For those whose cultural leanings tend more toward the verbal than visual, The International Kitchen offers a weeklong trip to a historic Tuscan villa that includes linguistic as well as culinary instruction. Participants are immersed in Italian culture from the first buongiorno (good morning) to the last sip of an after-dinner digestif.

Sports specialties

While front-and-center tickets to standards like the U.S. Open and Masters Golf Tournament always will be in high demand, Duane Penner, vice president of sales at Winnipeg, Manitoba-based Roadtrips Inc., says an increasingly global marketplace means more top-notch employees are looking for more exotic sports rewards. Formula One races in European cities and the Monaco Grand Prix in Monte Carlo are popular picks, since both can be enhanced with top-flight hotels, dining and excursions.

Experiences that put winners in the driver’s seat also are popular.

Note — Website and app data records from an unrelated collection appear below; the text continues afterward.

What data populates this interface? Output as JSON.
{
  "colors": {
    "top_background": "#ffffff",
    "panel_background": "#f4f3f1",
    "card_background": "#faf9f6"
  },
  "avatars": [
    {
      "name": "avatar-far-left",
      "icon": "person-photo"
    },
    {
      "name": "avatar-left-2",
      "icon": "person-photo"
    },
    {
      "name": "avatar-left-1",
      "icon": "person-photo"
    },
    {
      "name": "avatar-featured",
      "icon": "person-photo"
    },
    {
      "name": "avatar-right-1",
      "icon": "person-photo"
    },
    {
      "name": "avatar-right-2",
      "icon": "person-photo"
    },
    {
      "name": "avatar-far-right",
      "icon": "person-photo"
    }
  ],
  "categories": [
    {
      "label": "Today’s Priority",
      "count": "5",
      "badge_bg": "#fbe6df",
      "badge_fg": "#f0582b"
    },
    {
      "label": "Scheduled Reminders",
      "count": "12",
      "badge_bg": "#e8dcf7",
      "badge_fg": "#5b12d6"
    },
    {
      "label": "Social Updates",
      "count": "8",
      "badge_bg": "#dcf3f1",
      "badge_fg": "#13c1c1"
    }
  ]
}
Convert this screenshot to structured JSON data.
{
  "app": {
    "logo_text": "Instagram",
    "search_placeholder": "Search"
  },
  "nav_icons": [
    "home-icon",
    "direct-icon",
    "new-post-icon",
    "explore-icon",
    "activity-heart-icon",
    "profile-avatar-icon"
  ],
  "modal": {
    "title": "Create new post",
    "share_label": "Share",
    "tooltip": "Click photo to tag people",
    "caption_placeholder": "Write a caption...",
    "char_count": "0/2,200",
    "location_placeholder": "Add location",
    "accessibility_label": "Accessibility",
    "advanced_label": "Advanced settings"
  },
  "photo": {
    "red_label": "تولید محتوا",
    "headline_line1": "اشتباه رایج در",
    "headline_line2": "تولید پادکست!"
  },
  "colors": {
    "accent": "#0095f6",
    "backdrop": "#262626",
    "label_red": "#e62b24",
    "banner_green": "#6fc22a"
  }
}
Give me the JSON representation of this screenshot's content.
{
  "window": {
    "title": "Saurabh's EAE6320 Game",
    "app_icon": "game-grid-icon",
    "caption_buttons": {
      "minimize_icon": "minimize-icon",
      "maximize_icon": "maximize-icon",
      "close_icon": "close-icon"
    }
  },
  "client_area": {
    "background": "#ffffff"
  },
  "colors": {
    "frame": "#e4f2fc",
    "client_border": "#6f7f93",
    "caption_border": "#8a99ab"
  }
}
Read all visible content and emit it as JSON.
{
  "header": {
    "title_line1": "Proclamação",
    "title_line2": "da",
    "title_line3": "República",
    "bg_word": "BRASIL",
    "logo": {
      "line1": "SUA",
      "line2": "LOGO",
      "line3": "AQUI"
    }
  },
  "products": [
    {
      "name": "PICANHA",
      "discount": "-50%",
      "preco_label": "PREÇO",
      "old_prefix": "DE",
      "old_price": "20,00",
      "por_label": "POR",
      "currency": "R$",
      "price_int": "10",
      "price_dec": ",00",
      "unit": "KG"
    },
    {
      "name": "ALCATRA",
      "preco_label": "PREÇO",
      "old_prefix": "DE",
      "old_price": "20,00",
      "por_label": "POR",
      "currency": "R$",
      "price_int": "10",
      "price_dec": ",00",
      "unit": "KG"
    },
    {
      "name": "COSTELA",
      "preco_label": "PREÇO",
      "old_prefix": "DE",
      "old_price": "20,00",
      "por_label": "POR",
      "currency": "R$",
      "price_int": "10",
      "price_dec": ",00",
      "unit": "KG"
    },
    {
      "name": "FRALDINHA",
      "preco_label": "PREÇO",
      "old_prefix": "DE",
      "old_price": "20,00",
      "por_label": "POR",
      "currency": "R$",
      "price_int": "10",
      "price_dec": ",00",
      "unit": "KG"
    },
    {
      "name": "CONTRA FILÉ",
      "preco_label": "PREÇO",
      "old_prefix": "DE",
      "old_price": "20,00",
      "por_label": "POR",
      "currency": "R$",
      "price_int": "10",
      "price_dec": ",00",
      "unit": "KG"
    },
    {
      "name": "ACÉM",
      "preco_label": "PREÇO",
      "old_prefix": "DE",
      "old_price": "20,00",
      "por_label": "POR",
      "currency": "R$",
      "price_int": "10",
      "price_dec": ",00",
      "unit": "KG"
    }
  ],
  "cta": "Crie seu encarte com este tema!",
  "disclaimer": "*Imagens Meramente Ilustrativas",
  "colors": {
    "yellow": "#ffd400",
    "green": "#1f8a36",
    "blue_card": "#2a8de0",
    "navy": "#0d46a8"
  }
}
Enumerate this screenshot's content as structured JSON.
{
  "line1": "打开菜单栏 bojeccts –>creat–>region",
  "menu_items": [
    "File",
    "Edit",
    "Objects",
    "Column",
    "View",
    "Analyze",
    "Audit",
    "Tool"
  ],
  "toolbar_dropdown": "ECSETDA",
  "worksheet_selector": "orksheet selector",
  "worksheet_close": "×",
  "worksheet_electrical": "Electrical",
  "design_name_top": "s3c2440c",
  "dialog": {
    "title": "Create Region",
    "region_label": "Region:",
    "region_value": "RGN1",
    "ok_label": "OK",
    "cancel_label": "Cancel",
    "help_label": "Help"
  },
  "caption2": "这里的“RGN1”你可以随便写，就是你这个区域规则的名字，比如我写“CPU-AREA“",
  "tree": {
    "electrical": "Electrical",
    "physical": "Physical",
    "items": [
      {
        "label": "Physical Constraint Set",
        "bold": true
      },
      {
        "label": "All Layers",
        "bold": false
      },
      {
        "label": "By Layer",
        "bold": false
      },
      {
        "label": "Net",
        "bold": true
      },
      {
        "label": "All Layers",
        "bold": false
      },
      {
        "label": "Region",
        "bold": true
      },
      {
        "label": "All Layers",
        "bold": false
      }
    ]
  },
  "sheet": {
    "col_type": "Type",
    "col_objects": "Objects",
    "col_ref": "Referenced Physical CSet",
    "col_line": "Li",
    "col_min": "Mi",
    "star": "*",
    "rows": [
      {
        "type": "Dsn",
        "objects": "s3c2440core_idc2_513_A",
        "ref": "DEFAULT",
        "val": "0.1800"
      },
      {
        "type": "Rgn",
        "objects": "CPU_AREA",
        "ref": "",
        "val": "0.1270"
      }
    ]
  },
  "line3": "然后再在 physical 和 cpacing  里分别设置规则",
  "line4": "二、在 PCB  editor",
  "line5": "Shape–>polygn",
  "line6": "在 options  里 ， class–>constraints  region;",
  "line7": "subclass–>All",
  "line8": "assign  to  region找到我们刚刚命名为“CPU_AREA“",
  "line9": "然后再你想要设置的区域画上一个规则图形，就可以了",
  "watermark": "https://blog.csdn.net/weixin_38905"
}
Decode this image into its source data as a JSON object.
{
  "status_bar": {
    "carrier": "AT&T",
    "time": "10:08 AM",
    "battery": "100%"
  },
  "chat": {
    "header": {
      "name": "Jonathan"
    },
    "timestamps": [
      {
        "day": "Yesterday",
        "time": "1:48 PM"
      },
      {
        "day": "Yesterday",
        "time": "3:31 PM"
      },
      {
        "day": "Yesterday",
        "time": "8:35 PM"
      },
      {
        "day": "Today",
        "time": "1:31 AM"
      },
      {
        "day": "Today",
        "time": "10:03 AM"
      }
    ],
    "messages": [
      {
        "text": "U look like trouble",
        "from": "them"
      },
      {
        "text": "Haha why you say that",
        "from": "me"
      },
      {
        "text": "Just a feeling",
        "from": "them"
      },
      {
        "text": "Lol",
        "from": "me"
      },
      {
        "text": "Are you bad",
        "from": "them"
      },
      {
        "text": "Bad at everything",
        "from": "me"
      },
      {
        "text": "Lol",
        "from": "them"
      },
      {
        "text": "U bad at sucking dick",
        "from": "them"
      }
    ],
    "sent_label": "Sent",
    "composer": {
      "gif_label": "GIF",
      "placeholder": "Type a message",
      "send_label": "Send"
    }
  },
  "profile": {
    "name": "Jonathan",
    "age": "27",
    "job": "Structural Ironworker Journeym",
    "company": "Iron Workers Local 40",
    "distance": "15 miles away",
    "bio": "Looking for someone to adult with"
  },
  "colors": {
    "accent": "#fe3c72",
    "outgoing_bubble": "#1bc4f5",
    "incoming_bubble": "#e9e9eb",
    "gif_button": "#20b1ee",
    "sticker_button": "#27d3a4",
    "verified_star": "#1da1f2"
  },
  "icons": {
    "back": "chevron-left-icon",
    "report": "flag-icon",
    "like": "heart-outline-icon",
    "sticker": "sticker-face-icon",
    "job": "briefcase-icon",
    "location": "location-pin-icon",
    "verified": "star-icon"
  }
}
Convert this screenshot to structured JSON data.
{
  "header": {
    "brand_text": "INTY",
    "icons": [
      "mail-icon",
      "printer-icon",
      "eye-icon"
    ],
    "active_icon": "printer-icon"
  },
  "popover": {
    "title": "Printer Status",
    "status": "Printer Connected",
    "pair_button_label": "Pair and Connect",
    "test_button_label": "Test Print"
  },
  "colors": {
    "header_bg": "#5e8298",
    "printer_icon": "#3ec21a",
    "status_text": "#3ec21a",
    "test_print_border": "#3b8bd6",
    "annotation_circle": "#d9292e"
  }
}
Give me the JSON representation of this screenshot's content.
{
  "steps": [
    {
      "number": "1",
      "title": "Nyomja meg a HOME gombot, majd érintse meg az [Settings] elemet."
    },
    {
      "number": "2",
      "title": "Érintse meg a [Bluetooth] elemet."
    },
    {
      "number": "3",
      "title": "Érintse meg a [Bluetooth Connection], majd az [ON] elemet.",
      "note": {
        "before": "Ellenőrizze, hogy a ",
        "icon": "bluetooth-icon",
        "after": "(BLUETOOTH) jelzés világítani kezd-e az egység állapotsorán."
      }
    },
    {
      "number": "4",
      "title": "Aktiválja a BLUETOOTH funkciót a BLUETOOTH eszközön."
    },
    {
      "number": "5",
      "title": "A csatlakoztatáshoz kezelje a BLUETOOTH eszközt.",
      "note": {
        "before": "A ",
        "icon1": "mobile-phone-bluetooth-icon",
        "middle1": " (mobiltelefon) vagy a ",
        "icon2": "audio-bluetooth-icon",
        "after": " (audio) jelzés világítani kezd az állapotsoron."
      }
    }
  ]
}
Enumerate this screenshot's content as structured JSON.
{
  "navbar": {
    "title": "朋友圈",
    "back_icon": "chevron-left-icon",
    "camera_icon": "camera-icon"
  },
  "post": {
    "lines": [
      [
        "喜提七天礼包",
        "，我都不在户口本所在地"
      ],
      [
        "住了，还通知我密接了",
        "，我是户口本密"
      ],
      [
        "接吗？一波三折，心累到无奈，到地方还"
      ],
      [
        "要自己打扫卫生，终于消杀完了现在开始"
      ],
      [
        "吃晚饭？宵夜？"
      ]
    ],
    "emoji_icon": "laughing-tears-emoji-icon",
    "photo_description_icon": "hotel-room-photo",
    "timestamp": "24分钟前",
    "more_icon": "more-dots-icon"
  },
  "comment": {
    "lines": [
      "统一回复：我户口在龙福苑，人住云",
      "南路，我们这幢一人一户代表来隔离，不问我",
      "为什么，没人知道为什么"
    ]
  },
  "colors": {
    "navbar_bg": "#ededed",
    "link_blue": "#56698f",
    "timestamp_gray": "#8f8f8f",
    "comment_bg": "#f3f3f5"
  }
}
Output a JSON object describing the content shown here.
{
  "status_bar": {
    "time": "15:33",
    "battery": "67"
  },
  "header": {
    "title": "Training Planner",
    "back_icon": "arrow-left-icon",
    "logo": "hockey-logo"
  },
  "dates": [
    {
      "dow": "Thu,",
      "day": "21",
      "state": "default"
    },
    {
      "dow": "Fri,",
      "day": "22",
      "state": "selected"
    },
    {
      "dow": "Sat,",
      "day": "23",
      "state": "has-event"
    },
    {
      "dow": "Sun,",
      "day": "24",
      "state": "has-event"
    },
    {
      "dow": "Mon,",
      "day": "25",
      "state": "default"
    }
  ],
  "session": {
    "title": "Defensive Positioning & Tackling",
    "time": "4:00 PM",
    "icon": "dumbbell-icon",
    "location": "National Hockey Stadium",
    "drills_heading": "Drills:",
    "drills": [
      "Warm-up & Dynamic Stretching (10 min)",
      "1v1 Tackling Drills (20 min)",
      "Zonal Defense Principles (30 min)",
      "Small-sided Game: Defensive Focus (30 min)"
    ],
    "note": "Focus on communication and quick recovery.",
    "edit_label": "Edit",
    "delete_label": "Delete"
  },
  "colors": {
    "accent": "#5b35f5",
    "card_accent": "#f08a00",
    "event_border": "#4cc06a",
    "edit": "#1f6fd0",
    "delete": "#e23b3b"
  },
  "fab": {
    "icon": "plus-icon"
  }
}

Geri Schultz of Great American Days says drag-racing has been an oft-redeemed award for one of her company’s automotive clients, and Roadtrips’ Penner says a new package taking a Porche Cayenne SUV through the deserts of Dubai has been well received. “You’re in a 450-horsepower four-wheel-drive tooling through dunes with a local guide,” he says. “People are looking for new experiences, and part of that is new destinations.”

Wine aficionados

Wine tastings and pairings, always in demand, become extra-special when you add a celebrity encounter. “We do a dinner with Bon Appetit magazine’s wine critic, Anthony Dias Blue,” says Adam Michaels, co-founder and CEO of Cloud 9 Living. This renowned critic brings wine from his own private cellar for the lucky recipient and nine guests to enjoy during a five-course tasting dinner.

Perfume bottlesThe ultimate
in customization:
Creating a personalized
fragrance

Beauty bonanza

Relaxation standbys like massages and facials are still very much in the mix; however, the newest experiences in the personal pampering category include an even greater degree of exclusivity. Rymax offers a makeover with celebrity stylist Jose Eber at one of Eber’s flagship salons. Recipients get a consultation, cut and color with the high-priced hair guru himself, plus a manicure, pedicure, makeup application and a spa basket to take home.

Great American Days arranges for participants to meet with a professional perfumer to create their own personalized scents. The perfume can be applied as is or mixed with shower gel or other beauty products. The formula is kept on file for ordering future refills.

For another kind of custom beauty experience, Roadtrips Inc. offers a personal shopping adventure. Set in one of Macy’s stores, the experience lets the recipient spend a day selecting clothing, accessories and jewelry with a professional shopper alongside. Roadtrips’ Duane Penner says the retailer’s New York City flagship is the most popular pick.